The center’s permanent collection now numbers some 1,807 pieces. The main focus is on modern drawings, paintings, and prints by well-known Americans such as Marin, John Sloan, Charles Demuth, and Benton. Europeans are represented by Klee, Modigliani, Picasso, and Miro, among others. The collection also contains a sizable number of works by contemporary British artists such as Adrian Heath, Henry Moore, and Alan Reynolds. In addition to the regional collection of the Fort Worth School, there are several works by contemporary Taos artists. And the center actively collects and showcases the work of young Texas artists.
Inside the Old Jail Art Center.
While small, the jail’s Far East art collection is also impressive, highlighted by 35 Chinese terra-cotta tomb figures dating from the early Han Dynasty to the T’ang Dynasty. They are joined by 10 pieces of tomb pottery and 12 examples of porcelain decorative arts, which are on long-term loan from the San Antonio Museum of Art. Today, the center also houses the W.O. Gross Jr. collection of pre-Columbian art, an extensive and important collection of earthenware vessels, votive figurines, and tomb pottery from the cultures of Chimu, Colima, Huastec, Jalisco, Maya, Mixtec, Nayarit, and Teotihuacan. Some pieces date as far back as 1000 B.C.
Fritz Scholder, Taos Gorge in Winter II , oil, 12 7/8 x 14 7/8.
The Marshall R. Young Courtyard and the museum’s surrounding area offer an exceptional range of three-dimensional works and provide the setting for the jail’s collection of 20th-century outdoor sculpture. Jesus Bautista Moroles’ granite Sun Symbol anchors the courtyard, where it is complemented by Pericle Fazzini’s Con-servation and several other important figurative bronzes made since 1945 by Amer-ican artists such as Evaline Sellors and the late Charles Williams. Located in front of the old jail building is another Moro-les sculpture, Moon Ring 3, which was included in an invitation-only sculpture exhibition at the White House in 1995-96.
Even the jail building itself is a minor work of art. Located just east of Albany’s bustling, two-block-long downtown, it is one of a few outstanding examples of Texas 19th-century Classic architecture still in existence and has been listed in the National Register of Historic Places since 1976.
Jozef Bakos, Santa Fe Scene [c. 1936], oil, 39 1/2 x 29 1/2.
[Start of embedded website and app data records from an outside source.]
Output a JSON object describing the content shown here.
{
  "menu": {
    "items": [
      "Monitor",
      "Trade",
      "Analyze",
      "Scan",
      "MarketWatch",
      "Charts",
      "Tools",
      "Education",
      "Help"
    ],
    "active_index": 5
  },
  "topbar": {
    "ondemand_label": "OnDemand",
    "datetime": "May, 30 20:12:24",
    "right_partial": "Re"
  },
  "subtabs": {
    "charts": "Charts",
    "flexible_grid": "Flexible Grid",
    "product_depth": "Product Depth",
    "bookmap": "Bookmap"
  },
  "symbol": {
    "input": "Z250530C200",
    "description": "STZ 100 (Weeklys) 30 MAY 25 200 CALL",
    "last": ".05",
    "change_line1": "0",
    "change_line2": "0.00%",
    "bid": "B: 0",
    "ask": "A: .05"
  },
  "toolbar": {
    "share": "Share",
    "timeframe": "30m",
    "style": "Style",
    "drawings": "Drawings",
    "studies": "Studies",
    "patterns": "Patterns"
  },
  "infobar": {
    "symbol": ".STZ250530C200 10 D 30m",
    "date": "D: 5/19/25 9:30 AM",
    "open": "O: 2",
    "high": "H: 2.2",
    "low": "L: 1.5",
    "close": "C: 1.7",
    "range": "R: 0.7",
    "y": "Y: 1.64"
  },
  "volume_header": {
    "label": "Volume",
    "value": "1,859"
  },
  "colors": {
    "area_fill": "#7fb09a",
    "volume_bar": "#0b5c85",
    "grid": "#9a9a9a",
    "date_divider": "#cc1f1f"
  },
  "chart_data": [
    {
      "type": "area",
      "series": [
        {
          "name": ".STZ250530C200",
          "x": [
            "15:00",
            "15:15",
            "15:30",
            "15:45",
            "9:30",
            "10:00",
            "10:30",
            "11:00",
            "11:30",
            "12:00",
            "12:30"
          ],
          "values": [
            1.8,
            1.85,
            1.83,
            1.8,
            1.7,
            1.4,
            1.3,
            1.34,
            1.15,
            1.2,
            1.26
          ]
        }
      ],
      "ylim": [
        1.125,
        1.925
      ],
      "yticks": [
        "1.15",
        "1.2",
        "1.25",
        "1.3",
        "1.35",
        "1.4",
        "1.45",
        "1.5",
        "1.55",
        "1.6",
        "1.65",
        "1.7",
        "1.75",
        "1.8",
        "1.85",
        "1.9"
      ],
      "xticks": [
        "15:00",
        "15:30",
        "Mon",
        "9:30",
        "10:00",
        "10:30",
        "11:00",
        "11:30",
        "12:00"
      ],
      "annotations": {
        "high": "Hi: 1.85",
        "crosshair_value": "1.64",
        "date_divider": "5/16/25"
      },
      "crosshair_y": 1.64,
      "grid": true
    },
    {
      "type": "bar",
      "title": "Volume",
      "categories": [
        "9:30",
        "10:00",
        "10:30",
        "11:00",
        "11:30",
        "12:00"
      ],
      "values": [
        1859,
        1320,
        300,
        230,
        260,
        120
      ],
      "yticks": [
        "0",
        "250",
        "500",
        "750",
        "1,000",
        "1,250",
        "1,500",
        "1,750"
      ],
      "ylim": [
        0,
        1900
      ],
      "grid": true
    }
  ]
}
Designed and built by John Thomas of Fort Worth’s Thomas and Woerner and completed in August 1878 at the then-shocking cost of $9,000, the old jail once housed such notorious outlaws and gunmen as John Selman, who managed to escape from a second-floor cell. In service until 1929, the building was then abandoned. When local ranch heir Robert Nail paid $25 for the building and $375 for the land in 1940, it was to save the jail from demolition. At his death in 1968, the building passed to his nephew, Reilly Nail, and the center opened to the public in 1980. Nail served as the museum’s director until 1990 and was a driving force behind its ambitious approach to exhibitions.
In the year 2000 alone the museum has offered an exhibition of works by Texans Leandro Erlich and Joseph Havel, shown at the 2000 Whitney Biennial in New York City; paintings from the Ben E. Keith Collection of Western Art; and small, an annual emerging artists exhibition. Of course there are also regular selections from the jail’s own Asian, Native American, European, and Amer-ican ceramics collections.
The very presence of the museum has inspired some art lovers—including Ted Pillsbury, former di-rector of the Kimbell Art Museum in Fort Worth to take up residence in Albany, and thousands of others to make the pilgrimage to this improbable art shrine.
Featured in February 2001